Published online Jul 14, 2019. doi: 10.3748/wjg.v25.i26.3283
Peer-review started: February 6, 2019
First decision: April 5, 2019
Revised: May 9, 2019
Accepted: May 31, 2019
Article in press: June 1, 2019
Published online: July 14, 2019
Since the 1970s, non-selective beta-blockers (NSBB) have been used to prevent variceal upper bleeding in advanced cirrhotic patients. However, several recent studies have raised the doubt about the benefit of NSBB in end-stage cirrhotic patients. In fact, they suggested a detrimental effect in these patients that even reduced survival. All of these studies have been assembled to compose the “window therapy hypothesis”, in which NSBB would have traditional indication to be initiated to prevent variceal upper bleeding; however, treatment should be stopped (or not be initiated) in patients with end-stage cirrhosis. NSBB would reduce the cardiac reserve of these patients, worsening systemic perfusion and prognosis. However, it should be emphasized that these studies present important bias issues, and their results also suggested that diuretic treatment may also be behind the effects observed. In this opinion review, we changed the point of view from NSBB to diuretic treatment, based on a physiopathogenic approach of circulatory parameters of cirrhotic patients studied, and based on diuretic effect in blood pressure lowering and in other hypervolemic disease, as heart failure. We suggest a “diuretic window hypothesis”, composed by an open window in hypervolemic phase, an attention window when patient present in a normal plasma volume phase, and a closed window during the plasma hypovolemic phase.

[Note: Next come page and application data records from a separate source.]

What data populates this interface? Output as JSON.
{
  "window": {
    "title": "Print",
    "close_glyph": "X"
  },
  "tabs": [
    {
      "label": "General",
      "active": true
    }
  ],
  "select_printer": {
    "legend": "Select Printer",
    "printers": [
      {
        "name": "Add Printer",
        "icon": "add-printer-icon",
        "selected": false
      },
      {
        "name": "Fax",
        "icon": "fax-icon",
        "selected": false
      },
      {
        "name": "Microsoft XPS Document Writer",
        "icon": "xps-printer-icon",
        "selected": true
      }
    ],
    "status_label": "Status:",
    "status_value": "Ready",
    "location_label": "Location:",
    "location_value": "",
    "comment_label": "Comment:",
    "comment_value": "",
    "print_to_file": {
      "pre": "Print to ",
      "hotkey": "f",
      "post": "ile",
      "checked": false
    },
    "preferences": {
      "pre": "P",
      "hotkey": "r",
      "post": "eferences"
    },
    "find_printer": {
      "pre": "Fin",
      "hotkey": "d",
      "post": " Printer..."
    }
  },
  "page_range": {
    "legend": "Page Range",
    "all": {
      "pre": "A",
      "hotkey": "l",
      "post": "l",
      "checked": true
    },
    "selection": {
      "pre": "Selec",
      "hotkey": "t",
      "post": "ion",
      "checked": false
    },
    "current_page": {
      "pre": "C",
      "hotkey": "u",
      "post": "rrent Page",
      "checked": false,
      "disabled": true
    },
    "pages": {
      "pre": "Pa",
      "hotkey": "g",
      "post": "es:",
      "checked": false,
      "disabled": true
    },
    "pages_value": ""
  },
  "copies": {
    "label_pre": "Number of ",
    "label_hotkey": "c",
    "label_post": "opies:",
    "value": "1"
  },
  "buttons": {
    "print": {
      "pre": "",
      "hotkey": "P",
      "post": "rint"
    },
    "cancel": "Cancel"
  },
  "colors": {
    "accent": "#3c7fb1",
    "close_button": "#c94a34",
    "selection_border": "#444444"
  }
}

Core tip: The “window therapy hypothesis” for non-selective beta-blocker treatment was consolidated based on weak evidence. Nevertheless, it has helped to change clinical practice and the Baveno consensus about portal hypertension. In this opinion review, we detail the studies assembled to compose the hypothesis, demonstrating that another factor could be behind results and outcomes observed, the diuretic treatment factor. After careful analysis of the evidence, we suggest the “diuretic window hypothesis”.